These changes will transform the environmental conditions on Earth unless counter-measures are taken. A consensus, based on current evidence, now exists within the global scientific community that human activities are the main source of climate change and that the burning of fossil fuels is largely responsible for driving this change.

The IPCC should be congratulated for the contribution it has made to public understanding of the nexus that exists between energy, climate and sustainability.

Why organisations need to change

It is essential that world leaders agree on the emission reductions needed to combat negative consequences of anthropogenic climate change".

The statement references the IPCC's Fourth Assessment ofand asserts that "climate change is happening even faster than previously estimated; global CO2 emissions since have been higher than even the highest predictions, Arctic sea ice has been melting at rates much faster than predicted, and the rise in the sea level has become more rapid.

Problems of global warming, climate change, and their various negative impacts on human life and on the functioning of entire societies are one of the most dramatic challenges of modern times.

PAS General Assembly calls on the national scientific communities and the national government to actively support Polish participation in this important endeavor. The scientific evidence is clear: The pace of change and the evidence of harm have increased markedly over the last five years.

Why organisations need to change

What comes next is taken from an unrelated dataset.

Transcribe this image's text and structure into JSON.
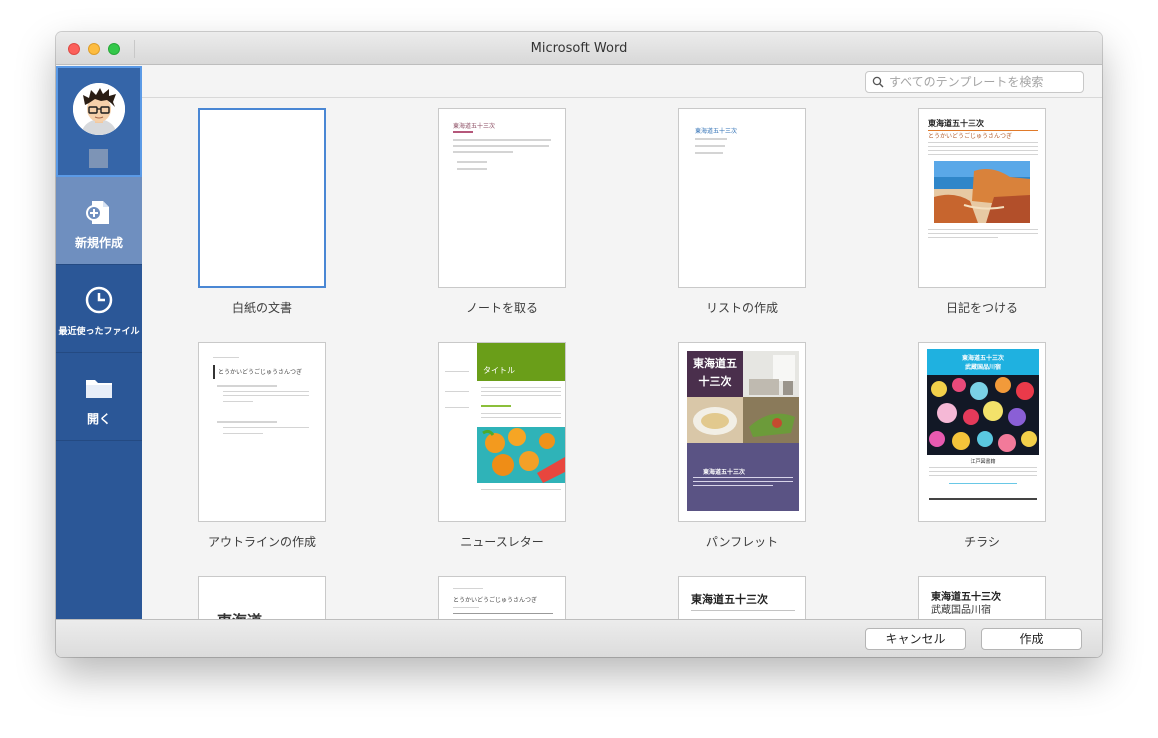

The time to control greenhouse gas emissions is now. Global climate change is real and measurable To reduce the global net economic, environmental and social losses in the face of these impacts, the policy objective must remain squarely focused on returning greenhouse gas concentrations to near pre-industrial levels through the reduction of emissions.

The spatial and temporal fingerprint of warming can be traced to increasing greenhouse gas concentrations in the atmosphere, which are a direct result of burning fossil fuels, broad-scale deforestation and other human activity.

An Analysis of Some Key Questions. The changes observed over the last several decades are likely mostly due to human activities, but we cannot rule out that some significant part of these changes is also a reflection of natural variability.The government has today published its response to the consultation on ‘Marriages by non-religious belief organisations’.

The consultation ran for 12 weeks and closed on 18 September Flat Earthism and the idea that human activity is not responsible for climate change are two of the most prevalent conspiracy theories today.

Both have been increasing in popularity since the late. An amount that has to be paid or given up in order to get something.. In business, cost is usually a monetary valuation of (1) effort, (2) material, (3) resources, (4) time and utilities consumed, (5) risks incurred, and (6) opportunity forgone in production and delivery of a good or service.

All expenses are costs, but not all costs (such as those incurred in acquisition of an income.

Find your path to agility with Renee Troughton

Organisations Coming May 25th The General Data Protection Regulation (GDPR) very significantly increases the obligations and responsibilities for organisations and businesses in how they collect, use and protect personal data. However, if you structure your organization right, everyone should be a leader in some respect-- and that means is that everyone should be advocating for change at some level.

Why Change Is Essential To achieve truly great things, you have to experiment. The Change Works is a boutique Organisation Development (OD) consultancy that specialises in improving your human and business performance - making difficult change happen.

Process Excellence Network | Nine Reasons Organizations Need To Change